Once upon a time newspapers were our main source of information. Now those old newspapers are a reliable source for hundreds of years of history and secrets of the past. Now you can search for people, places, and events without the hassle of sorting through mountains of papers!
Newspaper Archive is the world's largest online newspaper database featuring over 130 million newspaper pages. Plus our database expands by one newspaper page per second for a total of around 2.5 million pages per month! The value of your membership grows along with it.
Those looking to find out more about their forefathers can empower their genealogy search with Newspaper Archive. Within our massive database, users can search ancestors' names for news stories and obituaries. We must understand our past to understand our future!
24 hours a day Monday-Saturday
Your full introductory membership payment will be credited toward the cost of full membership any time you choose to upgrade!
"It is amazing how easy and exciting it is to access all of this information! I found hundreds of articles about my relatives from Germany! Well worth the subscription!" - Michael S.
"I love this site. It's interesting to read articles about different family members. I've found articles as well as an obituary about an uncle who passed away before I was born, and another about a great aunt. It's great for helping with genealogy." - Patricia T.
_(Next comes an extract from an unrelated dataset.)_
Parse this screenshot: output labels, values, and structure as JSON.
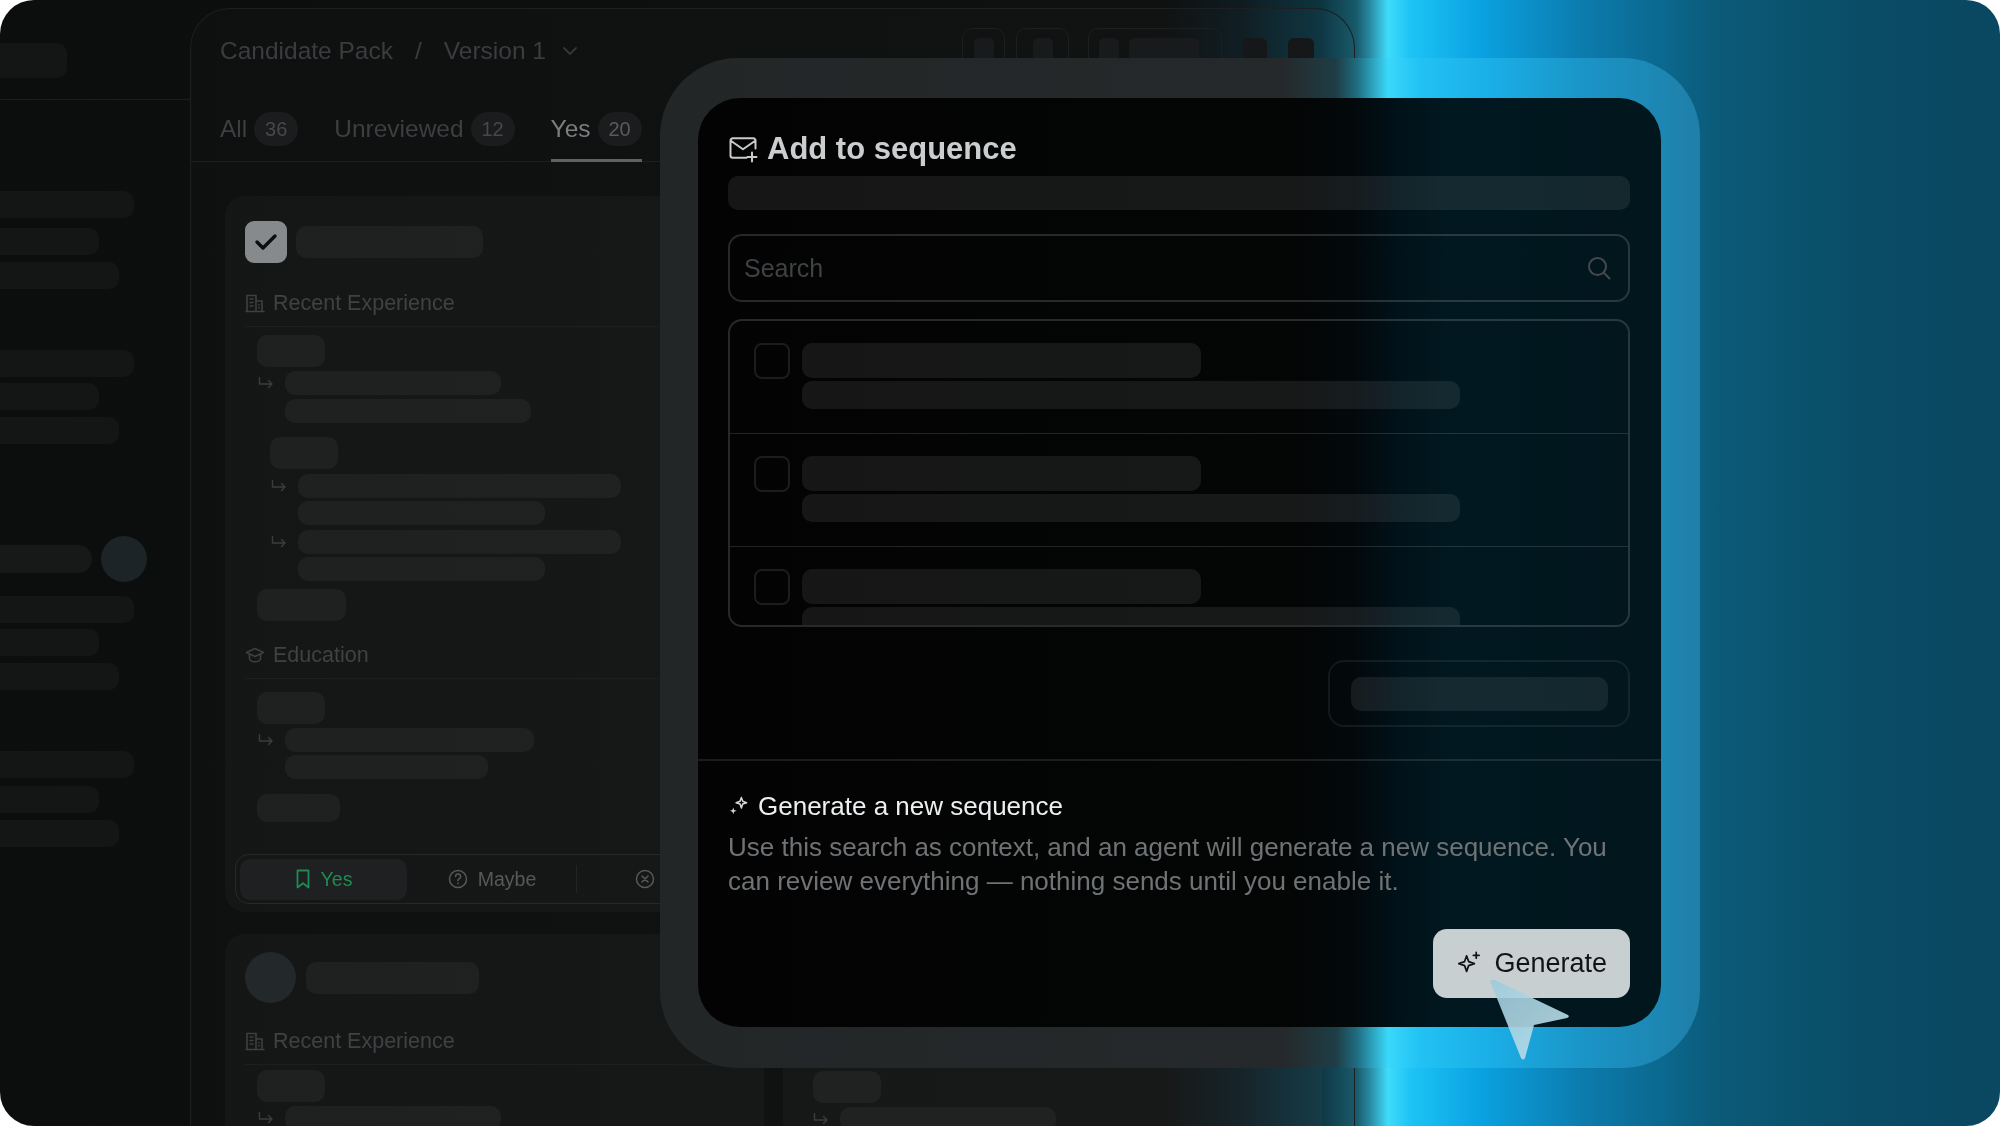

"A great research tool. Allows me to view events and gives me incredible insight into the stories of the past." - Charles S.